1935: Robert Cazaux (29) in a Bugatti T35B, won at Sézanne, France. On a climb of honor his car overturned and he was killed.
1951: Driving a Studebaker, Frank Mundy won the 100-mile NASCAR Grand National event on a Saturday night at Columbia Speedway in South Carolina. It was the first NASCAR Grand National event to be staged under the lights, Mundy’s first career NASCAR Grand National victory, and the first win for the Studebaker nameplate.
1968: Donnie Allison roared to his first triumph in NASCAR’s premier series, finishing two laps ahead of his brother Bobby at North Carolina Motor Speedway in Rockingham (US). Donnie Allison took command of the Carolina 500 when Darel Dieringer retired with engine failure, leading the final 129 laps. James Hylton finished third, six laps off the pace. Richard Brickhouse, making his first Cup start, took fourth, an amazing 30 laps down.
1985: Michele Alboreto in a Ferrari 156/85 won the Canadian Grand Prix in Montreal.
1996: Jeff Gordon rolled to his fifth win of the season at Pocono, Tennessee (US). Dale Earnhardt finished 32nd, but still led the championship race by 52 points over Terry Labonte.
1996: The Canadian Grand Prix at Circuit Gilles Villeneuve was won by Damon Hill driving a Williams-Renault FW18, ahead of home hero Jacques Villeneuve, Gilles’ son. Michael Schumacher started from the back of the grid, as his crew were still working on his car as the field set off on the warm-up lap. This started a run of mechanical problems for the reigning double World Champion.

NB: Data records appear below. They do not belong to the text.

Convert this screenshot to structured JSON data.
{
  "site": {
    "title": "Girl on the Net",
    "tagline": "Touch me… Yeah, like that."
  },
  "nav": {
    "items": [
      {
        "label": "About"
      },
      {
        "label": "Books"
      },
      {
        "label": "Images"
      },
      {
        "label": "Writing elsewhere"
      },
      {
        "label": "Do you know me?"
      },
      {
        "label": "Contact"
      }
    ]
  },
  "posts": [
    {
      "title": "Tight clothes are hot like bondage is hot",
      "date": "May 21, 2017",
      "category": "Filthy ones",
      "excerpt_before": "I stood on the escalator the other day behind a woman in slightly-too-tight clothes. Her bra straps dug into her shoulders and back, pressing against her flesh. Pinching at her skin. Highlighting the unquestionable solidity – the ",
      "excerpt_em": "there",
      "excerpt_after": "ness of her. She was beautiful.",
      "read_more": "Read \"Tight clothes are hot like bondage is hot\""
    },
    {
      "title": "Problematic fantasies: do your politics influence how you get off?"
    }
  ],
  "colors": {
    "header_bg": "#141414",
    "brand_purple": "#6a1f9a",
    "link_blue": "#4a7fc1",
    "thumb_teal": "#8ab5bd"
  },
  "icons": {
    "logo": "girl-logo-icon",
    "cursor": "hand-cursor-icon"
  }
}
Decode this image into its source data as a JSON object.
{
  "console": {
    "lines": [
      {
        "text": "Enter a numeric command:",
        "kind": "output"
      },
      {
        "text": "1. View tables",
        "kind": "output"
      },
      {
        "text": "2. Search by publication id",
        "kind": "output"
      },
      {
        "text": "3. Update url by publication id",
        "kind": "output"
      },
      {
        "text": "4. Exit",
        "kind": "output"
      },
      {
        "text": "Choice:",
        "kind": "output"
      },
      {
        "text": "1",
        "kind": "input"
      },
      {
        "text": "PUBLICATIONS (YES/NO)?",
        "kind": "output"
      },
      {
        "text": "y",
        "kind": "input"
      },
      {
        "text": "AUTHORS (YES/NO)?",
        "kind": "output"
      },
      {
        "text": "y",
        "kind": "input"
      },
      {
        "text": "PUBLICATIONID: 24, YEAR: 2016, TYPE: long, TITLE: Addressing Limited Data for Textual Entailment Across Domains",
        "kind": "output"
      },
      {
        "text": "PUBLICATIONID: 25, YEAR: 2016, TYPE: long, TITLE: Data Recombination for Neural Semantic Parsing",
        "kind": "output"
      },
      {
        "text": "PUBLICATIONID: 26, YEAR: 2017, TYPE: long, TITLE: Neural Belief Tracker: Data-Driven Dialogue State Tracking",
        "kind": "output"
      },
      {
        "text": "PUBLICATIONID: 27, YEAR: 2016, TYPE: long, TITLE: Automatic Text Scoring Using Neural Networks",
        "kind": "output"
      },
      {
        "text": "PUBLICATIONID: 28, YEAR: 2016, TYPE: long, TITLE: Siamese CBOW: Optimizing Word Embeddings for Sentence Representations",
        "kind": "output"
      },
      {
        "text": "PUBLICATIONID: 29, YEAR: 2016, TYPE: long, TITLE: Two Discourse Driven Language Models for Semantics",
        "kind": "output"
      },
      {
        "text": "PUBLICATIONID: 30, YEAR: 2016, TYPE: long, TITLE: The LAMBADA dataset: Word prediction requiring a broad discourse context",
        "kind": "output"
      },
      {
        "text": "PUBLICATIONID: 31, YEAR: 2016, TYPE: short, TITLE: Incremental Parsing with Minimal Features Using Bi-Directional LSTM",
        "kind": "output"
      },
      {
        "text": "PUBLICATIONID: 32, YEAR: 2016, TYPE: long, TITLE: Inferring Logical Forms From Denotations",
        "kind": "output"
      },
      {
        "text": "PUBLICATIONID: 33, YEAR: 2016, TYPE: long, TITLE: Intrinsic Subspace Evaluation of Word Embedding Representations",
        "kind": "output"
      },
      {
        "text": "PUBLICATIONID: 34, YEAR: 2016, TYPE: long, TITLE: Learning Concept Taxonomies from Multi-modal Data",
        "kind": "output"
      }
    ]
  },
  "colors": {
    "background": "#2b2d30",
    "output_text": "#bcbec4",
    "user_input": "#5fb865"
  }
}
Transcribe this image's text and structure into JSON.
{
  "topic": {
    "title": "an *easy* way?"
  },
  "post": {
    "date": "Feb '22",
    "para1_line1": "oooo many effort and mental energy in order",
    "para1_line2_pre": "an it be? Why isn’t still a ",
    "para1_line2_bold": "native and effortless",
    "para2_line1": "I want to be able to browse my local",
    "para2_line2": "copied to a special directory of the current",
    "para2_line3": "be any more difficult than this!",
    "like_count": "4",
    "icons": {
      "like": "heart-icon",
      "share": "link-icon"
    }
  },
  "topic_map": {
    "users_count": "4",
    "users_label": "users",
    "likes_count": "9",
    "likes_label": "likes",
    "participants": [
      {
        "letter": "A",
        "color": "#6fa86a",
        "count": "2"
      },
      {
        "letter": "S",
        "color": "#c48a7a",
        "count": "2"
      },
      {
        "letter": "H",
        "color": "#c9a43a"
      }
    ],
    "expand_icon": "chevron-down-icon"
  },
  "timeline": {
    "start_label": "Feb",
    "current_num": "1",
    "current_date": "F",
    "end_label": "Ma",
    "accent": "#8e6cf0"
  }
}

2007: Australian Troy Critchley, 36, was driving in a charity event in Selmer, Tennessee, on Saturday, when his drag racing car skidded off the road and into hundreds of spectators, who were not protected by guard rails. Two girls aged 15 and one aged 17 were among the six killed as Critchley performed an “exhibition burnout” – when a drag racer spins his tyres to make them heat up and smoke – at a Cars for Kids charity event.Up to 18 more were injured in the collision, which sent bodies `”flying into the air”, said Selmer Police Chief Neal Burks. In 2008 an indictment was unsealed charging Troy Critchley (38) with 6 counts of vehicular homicide and 22 counts of reckless aggravated assault.